    And that focus on “religion” leads to a simplistic analysis that is really no analysis at all, but an excuse to play the game of false equivalency and call out critics on the side of the culture wars you disagree with. I mean, who wants to be guilty of bearing false witness against “religion” itself? Tsk-tsking people for that “sin” is far…

  • Eric

    “So, can we have a nuanced conversation about faith and violence?”

    Well, the answer appears to be no, then, because you can’t have a nuanced conversation about “faith and violence” by reducing the question of why people act violently to “is religion the cause or not”? Violence never happens for only one reason, one cause. And that fact makes sentences like these nearly meaningless:

    “But Timothy McVeigh did not commit the Oklahoma City bombing in the name of Christianity.

    That said, yes — religious people do, in fact, sometimes commit heinous acts in the name of their faiths.”

    What does “in the name of…” really mean? Because it explains far less than you think.
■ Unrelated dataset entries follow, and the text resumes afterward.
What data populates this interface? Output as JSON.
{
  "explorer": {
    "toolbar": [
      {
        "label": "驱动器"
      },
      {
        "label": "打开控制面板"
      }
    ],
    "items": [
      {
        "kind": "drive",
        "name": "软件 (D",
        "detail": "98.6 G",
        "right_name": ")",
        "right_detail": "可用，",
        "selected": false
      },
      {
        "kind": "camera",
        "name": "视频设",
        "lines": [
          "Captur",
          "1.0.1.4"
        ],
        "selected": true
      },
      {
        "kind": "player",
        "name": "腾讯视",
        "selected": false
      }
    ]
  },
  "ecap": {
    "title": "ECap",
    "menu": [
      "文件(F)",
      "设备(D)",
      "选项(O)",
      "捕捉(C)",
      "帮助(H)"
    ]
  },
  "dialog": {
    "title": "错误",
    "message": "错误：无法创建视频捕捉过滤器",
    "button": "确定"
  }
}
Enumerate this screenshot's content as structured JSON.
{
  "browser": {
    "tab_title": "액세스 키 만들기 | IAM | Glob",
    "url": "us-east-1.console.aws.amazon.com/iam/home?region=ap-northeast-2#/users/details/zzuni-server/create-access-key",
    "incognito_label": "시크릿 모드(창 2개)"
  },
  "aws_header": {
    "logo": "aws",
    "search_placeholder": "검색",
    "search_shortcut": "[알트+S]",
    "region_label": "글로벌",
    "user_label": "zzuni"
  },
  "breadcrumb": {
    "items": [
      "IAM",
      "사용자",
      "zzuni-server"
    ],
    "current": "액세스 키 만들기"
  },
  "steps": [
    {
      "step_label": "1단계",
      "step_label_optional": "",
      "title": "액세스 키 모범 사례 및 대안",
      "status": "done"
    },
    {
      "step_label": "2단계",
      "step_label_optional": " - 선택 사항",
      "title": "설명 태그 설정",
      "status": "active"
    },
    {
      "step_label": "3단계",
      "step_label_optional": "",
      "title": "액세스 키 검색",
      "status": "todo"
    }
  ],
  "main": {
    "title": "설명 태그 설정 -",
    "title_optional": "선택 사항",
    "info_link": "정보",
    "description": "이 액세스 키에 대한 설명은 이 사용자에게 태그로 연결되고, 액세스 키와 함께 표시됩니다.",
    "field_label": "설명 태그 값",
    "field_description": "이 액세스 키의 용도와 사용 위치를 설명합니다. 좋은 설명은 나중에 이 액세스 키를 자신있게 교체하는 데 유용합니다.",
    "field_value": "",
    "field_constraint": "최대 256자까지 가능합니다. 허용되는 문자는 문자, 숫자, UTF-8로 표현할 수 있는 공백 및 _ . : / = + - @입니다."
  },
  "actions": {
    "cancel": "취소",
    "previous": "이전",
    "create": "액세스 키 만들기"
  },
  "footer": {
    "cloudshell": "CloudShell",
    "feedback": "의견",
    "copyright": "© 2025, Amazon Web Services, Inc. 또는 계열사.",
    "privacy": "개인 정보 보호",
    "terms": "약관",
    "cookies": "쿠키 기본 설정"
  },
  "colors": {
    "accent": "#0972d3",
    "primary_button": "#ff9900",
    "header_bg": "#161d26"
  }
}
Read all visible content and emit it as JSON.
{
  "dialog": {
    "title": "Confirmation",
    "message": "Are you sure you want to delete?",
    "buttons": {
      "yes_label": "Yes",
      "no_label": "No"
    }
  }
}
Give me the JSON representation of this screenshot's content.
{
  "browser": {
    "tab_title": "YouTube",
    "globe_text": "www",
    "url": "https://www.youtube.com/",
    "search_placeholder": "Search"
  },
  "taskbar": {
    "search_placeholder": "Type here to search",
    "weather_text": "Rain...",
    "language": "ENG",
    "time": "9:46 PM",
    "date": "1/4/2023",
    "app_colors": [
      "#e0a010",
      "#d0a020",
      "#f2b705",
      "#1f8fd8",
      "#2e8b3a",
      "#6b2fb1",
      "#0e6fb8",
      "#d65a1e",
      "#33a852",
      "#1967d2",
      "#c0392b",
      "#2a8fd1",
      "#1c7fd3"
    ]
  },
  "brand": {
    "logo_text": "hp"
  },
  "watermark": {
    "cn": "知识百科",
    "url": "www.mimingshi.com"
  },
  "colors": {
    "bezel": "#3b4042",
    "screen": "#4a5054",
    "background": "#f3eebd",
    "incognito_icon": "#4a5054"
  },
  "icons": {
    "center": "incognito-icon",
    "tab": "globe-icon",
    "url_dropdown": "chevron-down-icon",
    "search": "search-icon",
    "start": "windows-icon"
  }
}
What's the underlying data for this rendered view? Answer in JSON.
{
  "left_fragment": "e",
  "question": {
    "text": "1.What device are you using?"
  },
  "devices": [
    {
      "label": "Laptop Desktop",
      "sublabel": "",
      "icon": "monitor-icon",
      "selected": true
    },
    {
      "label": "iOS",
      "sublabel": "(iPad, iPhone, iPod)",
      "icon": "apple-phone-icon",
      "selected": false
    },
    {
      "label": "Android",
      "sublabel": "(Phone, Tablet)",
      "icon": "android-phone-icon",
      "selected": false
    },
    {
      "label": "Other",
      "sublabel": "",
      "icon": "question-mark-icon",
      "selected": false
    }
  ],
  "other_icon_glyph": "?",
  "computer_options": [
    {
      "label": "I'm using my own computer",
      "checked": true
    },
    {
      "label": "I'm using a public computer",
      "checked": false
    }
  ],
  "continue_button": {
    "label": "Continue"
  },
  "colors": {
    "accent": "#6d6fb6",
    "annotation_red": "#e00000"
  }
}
Does it mean “inspired by a voice from God”? Or “done for a mundane reason, but justified by sacred ones?” Or “violence is religious if and only if the actor explicitly tells us he acts in the name of religion”–like the presumption that racism is only a factor in social encounters if someone uses…

  • Eric

    So, again, what is “religion,” how do we distinguish “it” from other things, and why are “non-religious” factors taken as sufficient causes in some cases of violence, but not others in your analysis?

  • Junebug

    The term “Religion” is too all encompassing to be blamed for violence even tho violence too often emerges from religious teachings. A majority of the world’s population is associated with a religion in some way. Religion produces much good. But in all, there are sects who interpret their holy books in a way to justify violence and they teach it. They teach hate toward anyone who disagrees with them. The words they spew incite violence. We need a term that would adequately describe them. Can anyone think of one ? I tried “fundamentalist”, “conservative”, “evangelical”, etc. but people and teaching within those is varied, as well.

  • ctd

    “The attack on Planned Parenthood was an attack on women’s health, on women, on medicine — in a sense, on civilized society itself.”

    With that sentence, Salkin lost all credibility.

  • ben in oakland

    fundelibangelist does it for me.